KINGMAN — The same type of coronavirus issues and arguments that divide friends and family, communities and the nation, are becoming more evident during the twice-weekly COVID-19 management meetings conducted by the Mohave County Board of Supervisors.
A mix of politics and perspective was interspersed throughout Thursday’s meeting of the all-Republican board in Kingman.
Sup. Ron Gould insisted that Arizona Gov. Doug Ducey has overstepped his authority with his restriction and regulation imposing executive orders that he said he believes violate the constitution.
“I feel that the governor’s orders are arbitrary and capricious,” Gould said. “Our government response to this whole pandemic is arbitrary and capricious and has just destroyed the economy and did exactly what I feared would happen and that the cure was worse than the disease.”
There was extensive discussion about a couple of alleged non-compliant businesses and how to require them to adhere to applicable coronavirus measures. Deputy County Attorney Ryan Esplin recommended that the board rescind its Aug. 24 decision to allow employees to use a couple of county gyms while many commercial gyms remain closed.
Esplin said the county will be in a stronger legal position to compel compliance within the business community if the county doesn’t deviate from the same regulations.
Gould said he voted in support of allowing the county gyms to operate as “push back” against what he called the governor’s dictatorial edicts. Sup. Hildy Angius argued the county gyms enjoy a government exemption while the standards apply to commercial fitness centers.
“I don’t understand the big deal,” Angius said.
Sup. Gary Watson said he changed his mind about county gyms after learning enforcement action might be necessary in the commercial sector.
“Information has come forth that we have a gym business in an area other than my district and they’re operating at full capacity with little regard to trying to follow any type of protocols or safeguards,” Watson said.
Board members carefully avoided identifying the gym, but Sup. Buster Johnson provided geographic perspective, while asserting the county and the Department of Public Health have failed to act more decisively.
“From an outsider’s point of view, the health club in Mohave Valley was given special treatment to stay open for nearly a month while everyone else had to close,” Johnson said.

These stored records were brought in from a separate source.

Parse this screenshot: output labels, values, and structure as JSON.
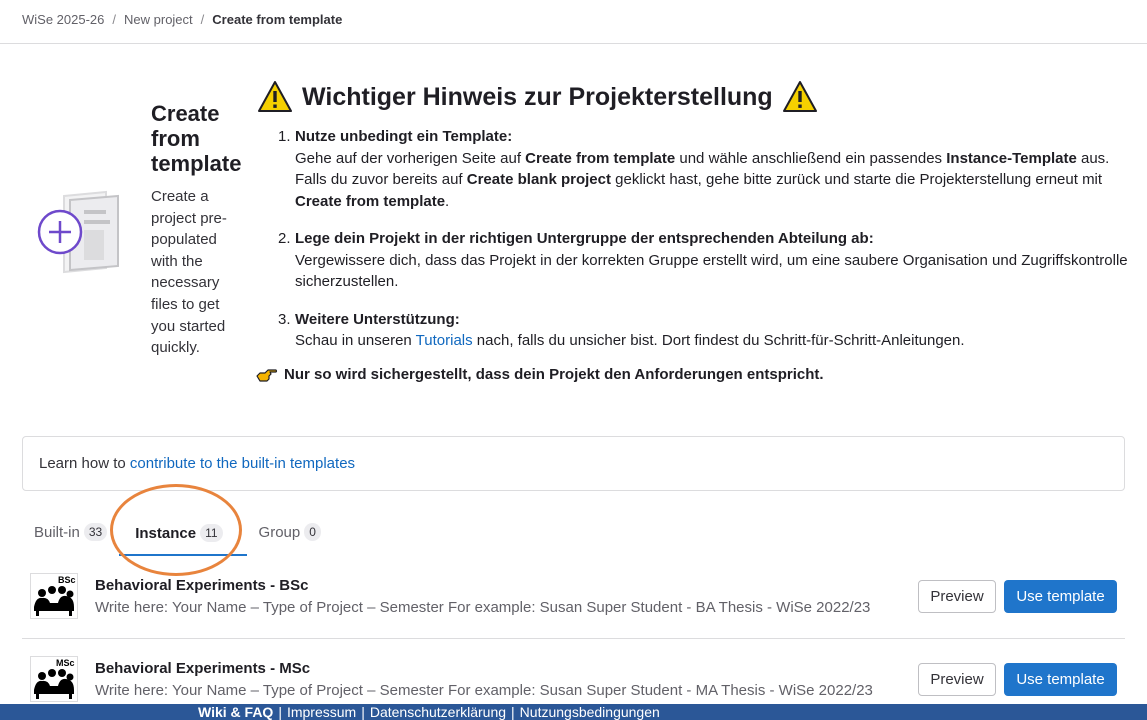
{
  "breadcrumb": {
    "items": [
      "WiSe 2025-26",
      "New project"
    ],
    "separator": "/",
    "current": "Create from template"
  },
  "side": {
    "title": "Create from template",
    "description": "Create a project pre-populated with the necessary files to get you started quickly."
  },
  "notice": {
    "title": "Wichtiger Hinweis zur Projekterstellung",
    "steps": [
      {
        "num": "1.",
        "heading": "Nutze unbedingt ein Template:",
        "p1_before": "Gehe auf der vorherigen Seite auf ",
        "p1_bold": "Create from template",
        "p1_mid": " und wähle anschließend ein passendes ",
        "p1_bold2": "Instance-Template",
        "p1_after": " aus. Falls du zuvor bereits auf ",
        "p1_bold3": "Create blank project",
        "p1_after2": " geklickt hast, gehe bitte zurück und starte die Projekterstellung erneut mit ",
        "p1_bold4": "Create from template",
        "p1_end": "."
      },
      {
        "num": "2.",
        "heading": "Lege dein Projekt in der richtigen Untergruppe der entsprechenden Abteilung ab:",
        "text": "Vergewissere dich, dass das Projekt in der korrekten Gruppe erstellt wird, um eine saubere Organisation und Zugriffskontrolle sicherzustellen."
      },
      {
        "num": "3.",
        "heading": "Weitere Unterstützung:",
        "text_before": "Schau in unseren ",
        "link": "Tutorials",
        "text_after": " nach, falls du unsicher bist. Dort findest du Schritt-für-Schritt-Anleitungen."
      }
    ],
    "final": "Nur so wird sichergestellt, dass dein Projekt den Anforderungen entspricht."
  },
  "contrib": {
    "text": "Learn how to ",
    "link": "contribute to the built-in templates"
  },
  "tabs": [
    {
      "label": "Built-in",
      "count": "33"
    },
    {
      "label": "Instance",
      "count": "11"
    },
    {
      "label": "Group",
      "count": "0"
    }
  ],
  "templates": [
    {
      "badge": "BSc",
      "name": "Behavioral Experiments - BSc",
      "description": "Write here: Your Name – Type of Project – Semester For example: Susan Super Student - BA Thesis - WiSe 2022/23",
      "preview": "Preview",
      "use": "Use template"
    },
    {
      "badge": "MSc",
      "name": "Behavioral Experiments - MSc",
      "description": "Write here: Your Name – Type of Project – Semester For example: Susan Super Student - MA Thesis - WiSe 2022/23",
      "preview": "Preview",
      "use": "Use template"
    }
  ],
  "footer": {
    "links": [
      "Wiki & FAQ",
      "Impressum",
      "Datenschutzerklärung",
      "Nutzungsbedingungen"
    ],
    "separator": "|"
  },
  "colors": {
    "accent": "#1f75cb",
    "link": "#1068bf",
    "highlight": "#e8843d",
    "footer": "#2b5797",
    "warning": "#f5d000"
  }
}
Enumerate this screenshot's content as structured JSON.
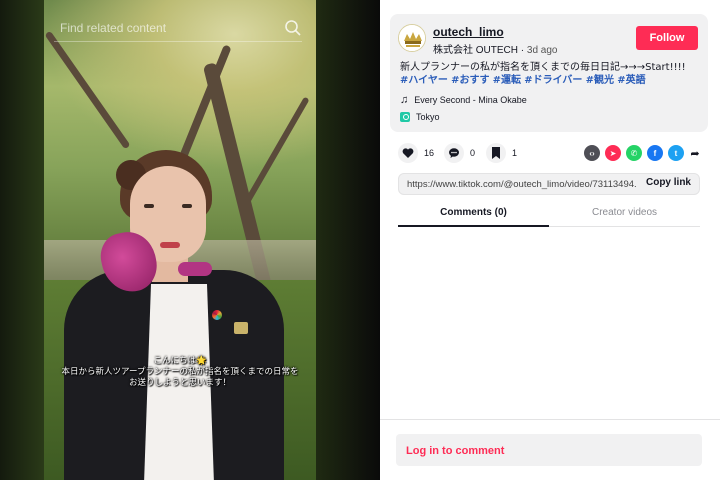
{
  "video": {
    "search_placeholder": "Find related content",
    "caption_lines": [
      "こんにちは🌟",
      "本日から新人ツアープランナーの私が指名を頂くまでの日常を",
      "お送りしようと思います！"
    ]
  },
  "post": {
    "author": {
      "username": "outech_limo",
      "display_name": "株式会社 OUTECH",
      "separator": "·",
      "posted_ago": "3d ago"
    },
    "follow_label": "Follow",
    "description_text": "新人プランナーの私が指名を頂くまでの毎日日記→→→Start!!!!",
    "hashtags": [
      "#ハイヤー",
      "#おすす",
      "#運転",
      "#ドライバー",
      "#観光",
      "#英語"
    ],
    "music": "Every Second - Mina Okabe",
    "location": "Tokyo"
  },
  "actions": {
    "likes": "16",
    "comments": "0",
    "saves": "1",
    "share_icons": [
      "embed-icon",
      "send-icon",
      "whatsapp-icon",
      "facebook-icon",
      "twitter-icon",
      "share-arrow-icon"
    ]
  },
  "link": {
    "url": "https://www.tiktok.com/@outech_limo/video/73113494...",
    "copy_label": "Copy link"
  },
  "tabs": {
    "comments": "Comments (0)",
    "creator": "Creator videos"
  },
  "login_prompt": "Log in to comment",
  "colors": {
    "accent": "#fe2c55",
    "hashtag": "#2b5db9",
    "panel_bg": "#f1f1f2",
    "text": "#161823"
  }
}
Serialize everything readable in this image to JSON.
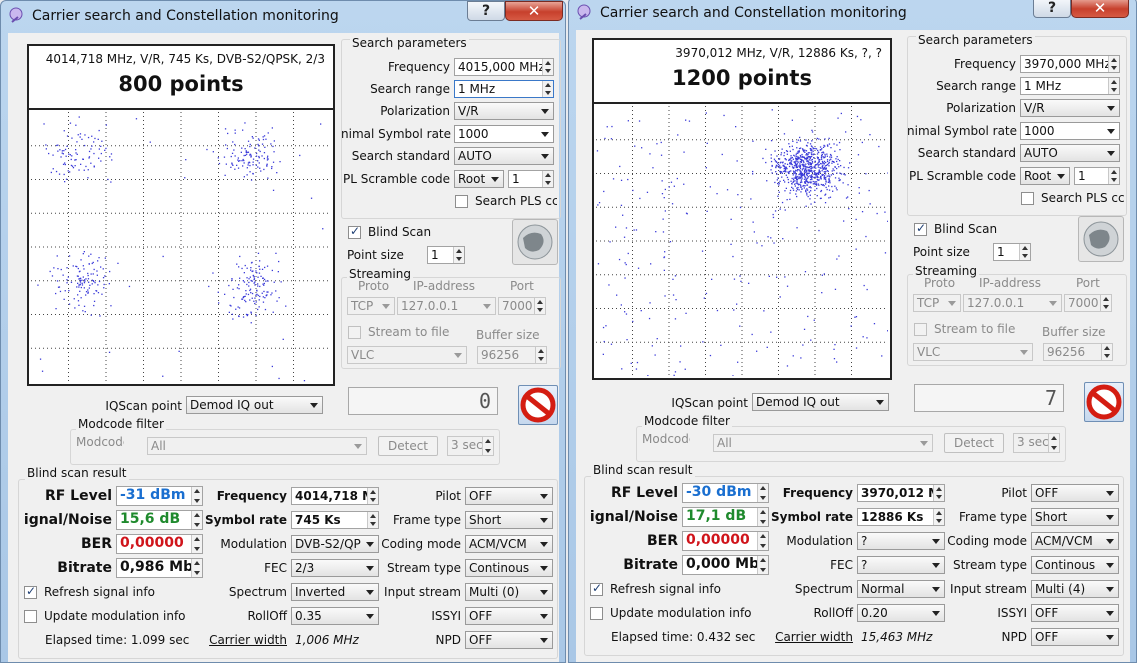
{
  "windows": [
    {
      "title": "Carrier search and Constellation monitoring",
      "plot": {
        "info": "4014,718 MHz, V/R, 745 Ks, DVB-S2/QPSK, 2/3",
        "points_label": "800 points",
        "clusters": [
          [
            0.163,
            0.146,
            90,
            0.055,
            0.05
          ],
          [
            0.728,
            0.158,
            120,
            0.05,
            0.045
          ],
          [
            0.168,
            0.628,
            120,
            0.055,
            0.05
          ],
          [
            0.737,
            0.653,
            140,
            0.045,
            0.055
          ]
        ],
        "noise": 25
      },
      "search": {
        "group_label": "Search parameters",
        "frequency_label": "Frequency",
        "frequency_value": "4015,000 MHz",
        "range_label": "Search range",
        "range_value": "1 MHz",
        "polarization_label": "Polarization",
        "polarization_value": "V/R",
        "symbol_rate_label": "nimal Symbol rate",
        "symbol_rate_value": "1000",
        "standard_label": "Search standard",
        "standard_value": "AUTO",
        "pl_label": "PL Scramble code",
        "pl_mode": "Root",
        "pl_value": "1",
        "search_pls_label": "Search PLS cc"
      },
      "blind_scan_label": "Blind Scan",
      "blind_scan_checked": true,
      "point_size_label": "Point size",
      "point_size_value": "1",
      "streaming": {
        "group_label": "Streaming",
        "proto_label": "Proto",
        "ip_label": "IP-address",
        "port_label": "Port",
        "proto_value": "TCP",
        "ip_value": "127.0.0.1",
        "port_value": "7000",
        "stream_file_label": "Stream to file",
        "buffer_label": "Buffer size",
        "player_value": "VLC",
        "buffer_value": "96256"
      },
      "status_value": "0",
      "iq": {
        "label": "IQScan point",
        "value": "Demod IQ out"
      },
      "modcode": {
        "group_label": "Modcode filter",
        "label": "Modcode",
        "value": "All",
        "detect_label": "Detect",
        "time_value": "3 sec"
      },
      "result": {
        "group_label": "Blind scan result",
        "rf_label": "RF Level",
        "rf_value": "-31 dBm",
        "rf_color": "#1a6fd0",
        "sn_label": "ignal/Noise",
        "sn_value": "15,6 dB",
        "sn_color": "#1f8a2d",
        "ber_label": "BER",
        "ber_value": "0,00000",
        "ber_color": "#d0141b",
        "bitrate_label": "Bitrate",
        "bitrate_value": "0,986 Mb",
        "frequency_label": "Frequency",
        "frequency_value": "4014,718 M",
        "symbol_rate_label": "Symbol rate",
        "symbol_rate_value": "745 Ks",
        "modulation_label": "Modulation",
        "modulation_value": "DVB-S2/QP",
        "fec_label": "FEC",
        "fec_value": "2/3",
        "spectrum_label": "Spectrum",
        "spectrum_value": "Inverted",
        "rolloff_label": "RollOff",
        "rolloff_value": "0.35",
        "carrier_width_label": "Carrier width",
        "carrier_width_value": "1,006 MHz",
        "pilot_label": "Pilot",
        "pilot_value": "OFF",
        "frame_label": "Frame type",
        "frame_value": "Short",
        "coding_label": "Coding mode",
        "coding_value": "ACM/VCM",
        "stream_type_label": "Stream type",
        "stream_type_value": "Continous",
        "input_stream_label": "Input stream",
        "input_stream_value": "Multi (0)",
        "issyi_label": "ISSYI",
        "issyi_value": "OFF",
        "npd_label": "NPD",
        "npd_value": "OFF",
        "refresh_label": "Refresh signal info",
        "refresh_checked": true,
        "update_label": "Update modulation info",
        "update_checked": false,
        "elapsed_label": "Elapsed time: 1.099 sec"
      }
    },
    {
      "title": "Carrier search and Constellation monitoring",
      "plot": {
        "info": "3970,012 MHz, V/R, 12886 Ks, ?, ?",
        "points_label": "1200 points",
        "clusters": [
          [
            0.72,
            0.23,
            700,
            0.055,
            0.045
          ]
        ],
        "noise": 240
      },
      "search": {
        "group_label": "Search parameters",
        "frequency_label": "Frequency",
        "frequency_value": "3970,000 MHz",
        "range_label": "Search range",
        "range_value": "1 MHz",
        "polarization_label": "Polarization",
        "polarization_value": "V/R",
        "symbol_rate_label": "nimal Symbol rate",
        "symbol_rate_value": "1000",
        "standard_label": "Search standard",
        "standard_value": "AUTO",
        "pl_label": "PL Scramble code",
        "pl_mode": "Root",
        "pl_value": "1",
        "search_pls_label": "Search PLS cc"
      },
      "blind_scan_label": "Blind Scan",
      "blind_scan_checked": true,
      "point_size_label": "Point size",
      "point_size_value": "1",
      "streaming": {
        "group_label": "Streaming",
        "proto_label": "Proto",
        "ip_label": "IP-address",
        "port_label": "Port",
        "proto_value": "TCP",
        "ip_value": "127.0.0.1",
        "port_value": "7000",
        "stream_file_label": "Stream to file",
        "buffer_label": "Buffer size",
        "player_value": "VLC",
        "buffer_value": "96256"
      },
      "status_value": "7",
      "iq": {
        "label": "IQScan point",
        "value": "Demod IQ out"
      },
      "modcode": {
        "group_label": "Modcode filter",
        "label": "Modcode",
        "value": "All",
        "detect_label": "Detect",
        "time_value": "3 sec"
      },
      "result": {
        "group_label": "Blind scan result",
        "rf_label": "RF Level",
        "rf_value": "-30 dBm",
        "rf_color": "#1a6fd0",
        "sn_label": "ignal/Noise",
        "sn_value": "17,1 dB",
        "sn_color": "#1f8a2d",
        "ber_label": "BER",
        "ber_value": "0,00000",
        "ber_color": "#d0141b",
        "bitrate_label": "Bitrate",
        "bitrate_value": "0,000 Mb",
        "frequency_label": "Frequency",
        "frequency_value": "3970,012 M",
        "symbol_rate_label": "Symbol rate",
        "symbol_rate_value": "12886 Ks",
        "modulation_label": "Modulation",
        "modulation_value": "?",
        "fec_label": "FEC",
        "fec_value": "?",
        "spectrum_label": "Spectrum",
        "spectrum_value": "Normal",
        "rolloff_label": "RollOff",
        "rolloff_value": "0.20",
        "carrier_width_label": "Carrier width",
        "carrier_width_value": "15,463 MHz",
        "pilot_label": "Pilot",
        "pilot_value": "OFF",
        "frame_label": "Frame type",
        "frame_value": "Short",
        "coding_label": "Coding mode",
        "coding_value": "ACM/VCM",
        "stream_type_label": "Stream type",
        "stream_type_value": "Continous",
        "input_stream_label": "Input stream",
        "input_stream_value": "Multi (4)",
        "issyi_label": "ISSYI",
        "issyi_value": "OFF",
        "npd_label": "NPD",
        "npd_value": "OFF",
        "refresh_label": "Refresh signal info",
        "refresh_checked": true,
        "update_label": "Update modulation info",
        "update_checked": false,
        "elapsed_label": "Elapsed time: 0.432 sec"
      }
    }
  ],
  "colors": {
    "constellation_point": "#3b3bd9",
    "grid": "#444444"
  },
  "icons": {
    "help": "?",
    "close": "✕",
    "check": "✓"
  }
}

He said it is unfair that the club in question was finally being sent a county notice of violation when non-compliance dated back to Aug. 11.
“Do we not have any adult leadership in this county?” Johnson queried.
Angius and Gould dissented in the 3-2 vote in support of Esplin’s suggestion to close the county gyms and allow them to apply to reopen, just like their commercial counterparts.
“We want to be on the same track so that we are consistent,” Esplin told the board. “It’s important that we do this because otherwise we’re out of step with what we’re asking all of the other businesses throughout the county and throughout the state to be doing.”
Board members fortified the lawful authority of the Health Department to investigate and enforce complaints about violations of COVID-19 measures. The approach involves two rounds of education and technical assistance, followed by a written notice of non-compliance.
Supervisors were advised further defiance can result in daily fines of $1,000 up to $10,000 for offending businesses, which ultimately can be subject to injunction and court-ordered closure. Johnson argued the compliance and enforcement timetables need to be expedited.
Johnson said it was fundamentally unfair for non-compliant proprietors to rake in all the business while rival businesses lose money while complying. Worse yet, Johnson noted, is that the non-compliant businesses could become centers of COVID -19 clusters that push cases up where they all have to close again.
“This board has to decide if we are in a public health emergency or not. The White House, the governor and the cities have all declared a public health crisis,” Johnson said. “Whether we like the rules or not, these are there to protect the community from an invisible virus.”
Esplin noted society must seek harmony among competing interests.
“On the one hand, we want to make sure that people are healthy, that people are safe and that people will be free from the virus,” Esplin said. “On the other hand, we also have the people whose interest is liberty, personal liberty, the interest of businesses to make a living. So you balance those.”
And walking that tight rope and seeking that balance is a challenge for everyone.
“We have a split board. Some board members are going out on their own and going to our state legislators and our leaders and are trying to manipulate or change the view of the majority of the board and it’s just caused some very emotional moments,” said Board Chairman Jean Bishop. “At the same time we have our citizens, our residents and our business owners. They’re also split as much as our board and as much as our state leaders are.
“Nobody likes this pandemic.”